→ **Action item**:
Note how many lines of the data below hold the word "size", then give that number with no other text.

→ **Provided records**:
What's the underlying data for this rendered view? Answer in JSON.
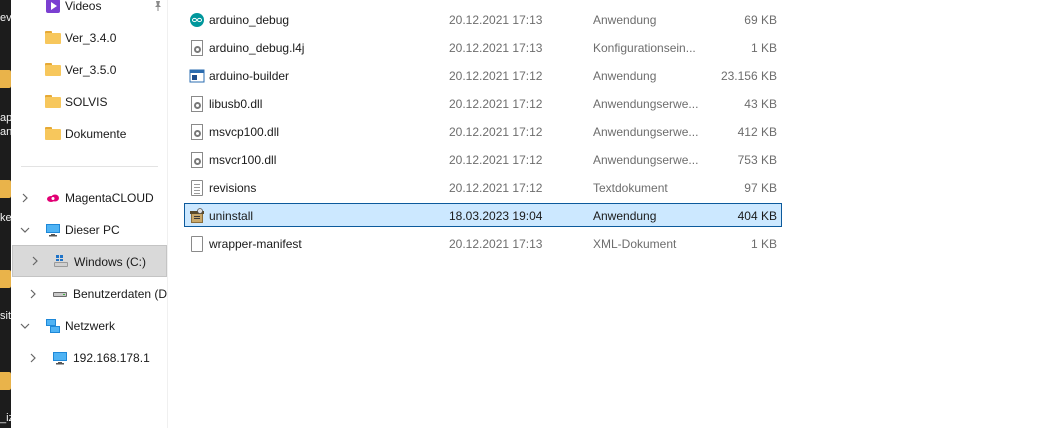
{
  "desktop": {
    "edge_text": [
      "ev",
      "ap",
      "an",
      "ke",
      "sit",
      "_iz"
    ]
  },
  "nav": {
    "quick_access": [
      {
        "label": "Videos",
        "icon": "videos-icon",
        "pinned": true
      },
      {
        "label": "Ver_3.4.0",
        "icon": "folder-icon"
      },
      {
        "label": "Ver_3.5.0",
        "icon": "folder-icon"
      },
      {
        "label": "SOLVIS",
        "icon": "folder-icon"
      },
      {
        "label": "Dokumente",
        "icon": "folder-icon"
      }
    ],
    "magentacloud": {
      "label": "MagentaCLOUD",
      "icon": "cloud-icon"
    },
    "this_pc": {
      "label": "Dieser PC",
      "icon": "monitor-icon"
    },
    "drives": [
      {
        "label": "Windows (C:)",
        "icon": "windows-drive-icon",
        "selected": true
      },
      {
        "label": "Benutzerdaten (D:",
        "icon": "drive-icon"
      }
    ],
    "network": {
      "label": "Netzwerk",
      "icon": "network-icon"
    },
    "network_hosts": [
      {
        "label": "192.168.178.1",
        "icon": "monitor-icon"
      }
    ],
    "pin_glyph": "📌"
  },
  "files": [
    {
      "name": "arduino_debug",
      "date": "20.12.2021 17:13",
      "type": "Anwendung",
      "size": "69 KB",
      "icon": "arduino-icon"
    },
    {
      "name": "arduino_debug.l4j",
      "date": "20.12.2021 17:13",
      "type": "Konfigurationsein...",
      "size": "1 KB",
      "icon": "config-file-icon"
    },
    {
      "name": "arduino-builder",
      "date": "20.12.2021 17:12",
      "type": "Anwendung",
      "size": "23.156 KB",
      "icon": "application-icon"
    },
    {
      "name": "libusb0.dll",
      "date": "20.12.2021 17:12",
      "type": "Anwendungserwe...",
      "size": "43 KB",
      "icon": "dll-icon"
    },
    {
      "name": "msvcp100.dll",
      "date": "20.12.2021 17:12",
      "type": "Anwendungserwe...",
      "size": "412 KB",
      "icon": "dll-icon"
    },
    {
      "name": "msvcr100.dll",
      "date": "20.12.2021 17:12",
      "type": "Anwendungserwe...",
      "size": "753 KB",
      "icon": "dll-icon"
    },
    {
      "name": "revisions",
      "date": "20.12.2021 17:12",
      "type": "Textdokument",
      "size": "97 KB",
      "icon": "text-file-icon"
    },
    {
      "name": "uninstall",
      "date": "18.03.2023 19:04",
      "type": "Anwendung",
      "size": "404 KB",
      "icon": "installer-icon",
      "selected": true
    },
    {
      "name": "wrapper-manifest",
      "date": "20.12.2021 17:13",
      "type": "XML-Dokument",
      "size": "1 KB",
      "icon": "xml-file-icon"
    }
  ],
  "colors": {
    "selection_bg": "#cce8ff",
    "selection_border": "#0c5a9c",
    "nav_selected_bg": "#d9d9d9",
    "folder": "#f7c75c",
    "secondary_text": "#6d6d6d"
  }
}
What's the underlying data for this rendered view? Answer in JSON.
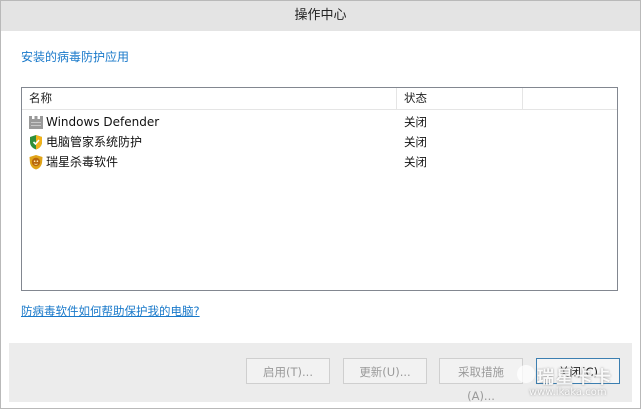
{
  "window": {
    "title": "操作中心"
  },
  "section": {
    "heading": "安装的病毒防护应用"
  },
  "list": {
    "columns": [
      "名称",
      "状态",
      ""
    ],
    "rows": [
      {
        "name": "Windows Defender",
        "status": "关闭",
        "icon": "windows-defender-icon"
      },
      {
        "name": "电脑管家系统防护",
        "status": "关闭",
        "icon": "shield-icon"
      },
      {
        "name": "瑞星杀毒软件",
        "status": "关闭",
        "icon": "lion-icon"
      }
    ]
  },
  "help_link": "防病毒软件如何帮助保护我的电脑?",
  "buttons": {
    "enable": "启用(T)...",
    "update": "更新(U)...",
    "action": "采取措施(A)...",
    "close": "关闭(C)"
  },
  "watermark": {
    "top": "瑞星卡卡",
    "bottom": "www.ikaka.com"
  },
  "colors": {
    "link": "#1979ca",
    "titlebar": "#e4e4e4",
    "footer": "#ececec",
    "primary_border": "#3c7fb1"
  }
}
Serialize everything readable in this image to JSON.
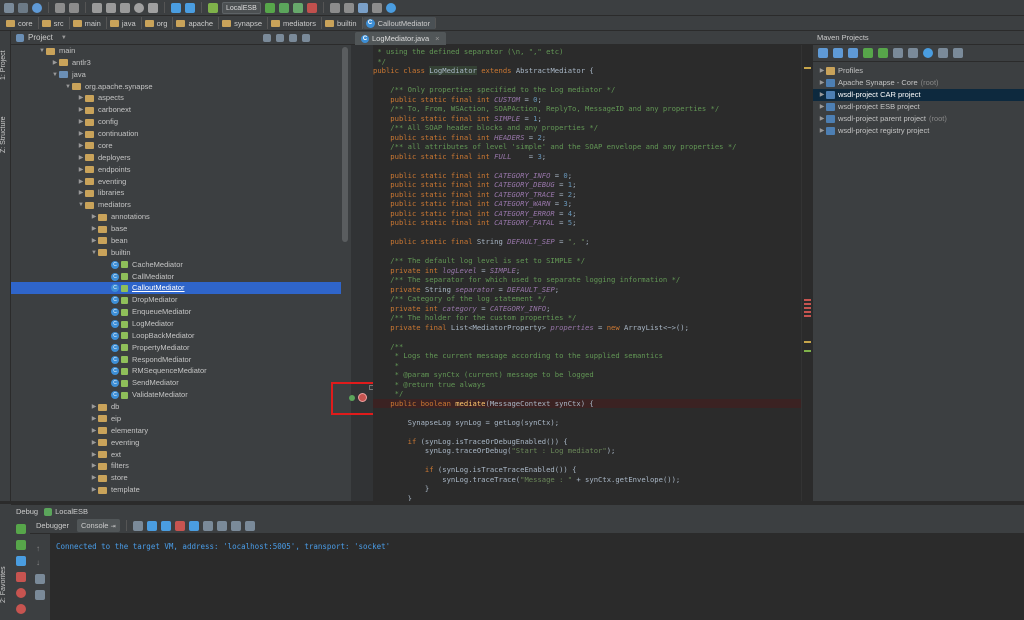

→ **Your response**:
9